The records that follow are to be printed exactly, with no images.

--------------------

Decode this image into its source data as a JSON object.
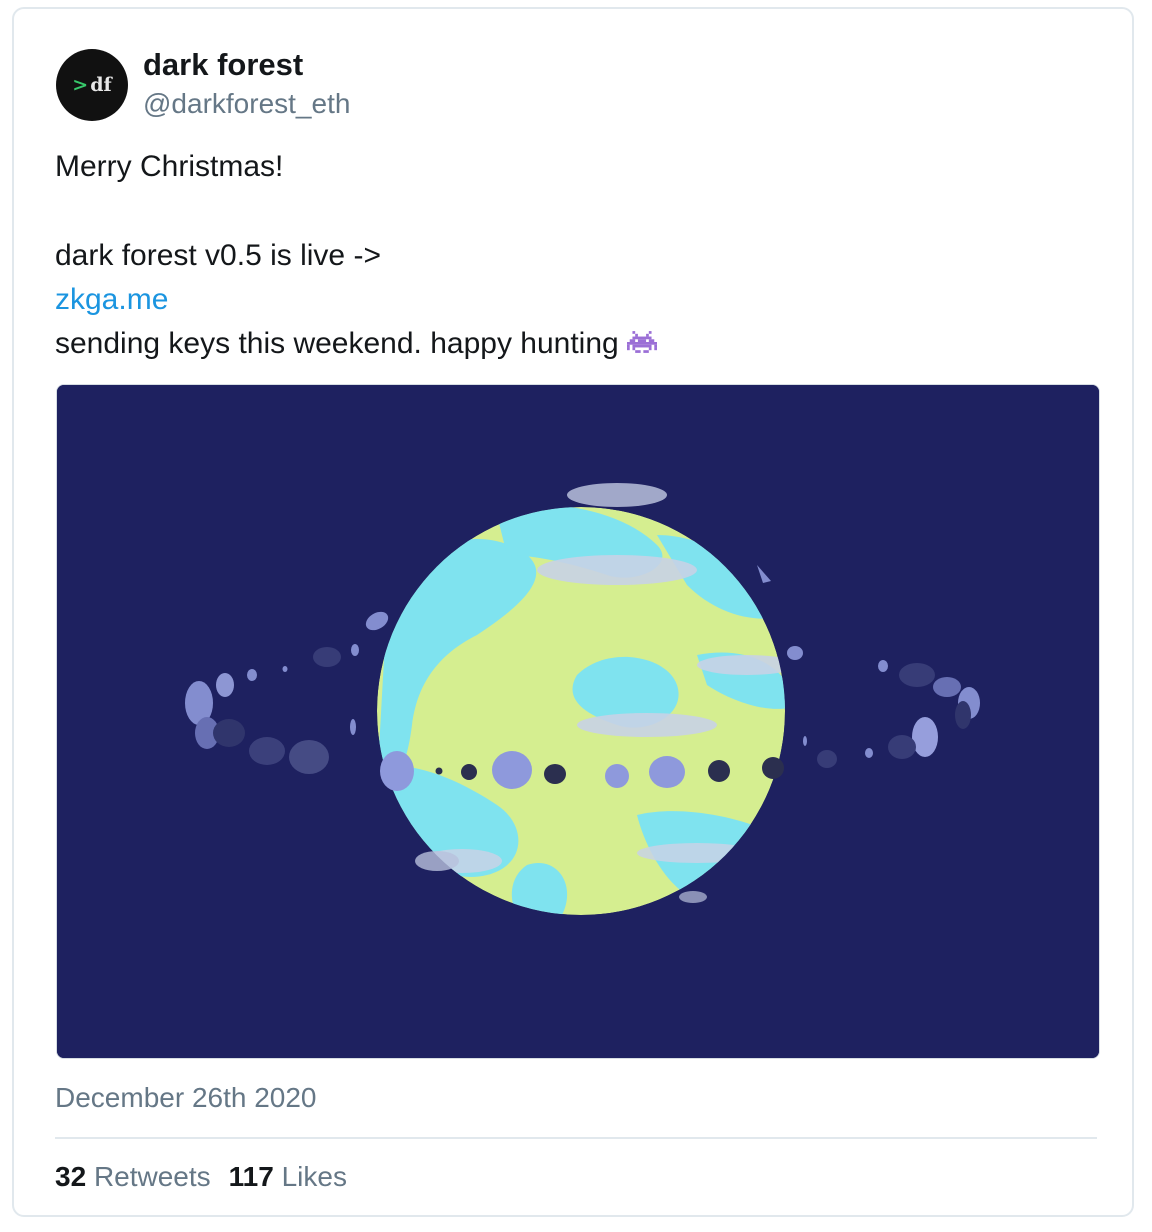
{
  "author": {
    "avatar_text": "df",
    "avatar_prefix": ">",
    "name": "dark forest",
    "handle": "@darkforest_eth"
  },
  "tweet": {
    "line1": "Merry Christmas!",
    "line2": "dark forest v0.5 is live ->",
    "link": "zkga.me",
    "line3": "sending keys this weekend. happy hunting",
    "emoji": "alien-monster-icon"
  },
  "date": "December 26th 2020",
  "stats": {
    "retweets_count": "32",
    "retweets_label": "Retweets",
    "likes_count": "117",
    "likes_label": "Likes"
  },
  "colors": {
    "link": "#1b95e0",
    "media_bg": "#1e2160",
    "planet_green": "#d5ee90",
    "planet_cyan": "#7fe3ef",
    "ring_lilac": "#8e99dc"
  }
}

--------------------

* **SOLUTION TO THIS PROBLEM**:
Decode this image into its source data as a JSON object.
{
  "author": {
    "avatar_text": "df",
    "avatar_prefix": ">",
    "name": "dark forest",
    "handle": "@darkforest_eth"
  },
  "tweet": {
    "line1": "Merry Christmas!",
    "line2": "dark forest v0.5 is live ->",
    "link": "zkga.me",
    "line3": "sending keys this weekend. happy hunting",
    "emoji": "alien-monster-icon"
  },
  "date": "December 26th 2020",
  "stats": {
    "retweets_count": "32",
    "retweets_label": "Retweets",
    "likes_count": "117",
    "likes_label": "Likes"
  },
  "colors": {
    "link": "#1b95e0",
    "media_bg": "#1e2160",
    "planet_green": "#d5ee90",
    "planet_cyan": "#7fe3ef",
    "ring_lilac": "#8e99dc"
  }
}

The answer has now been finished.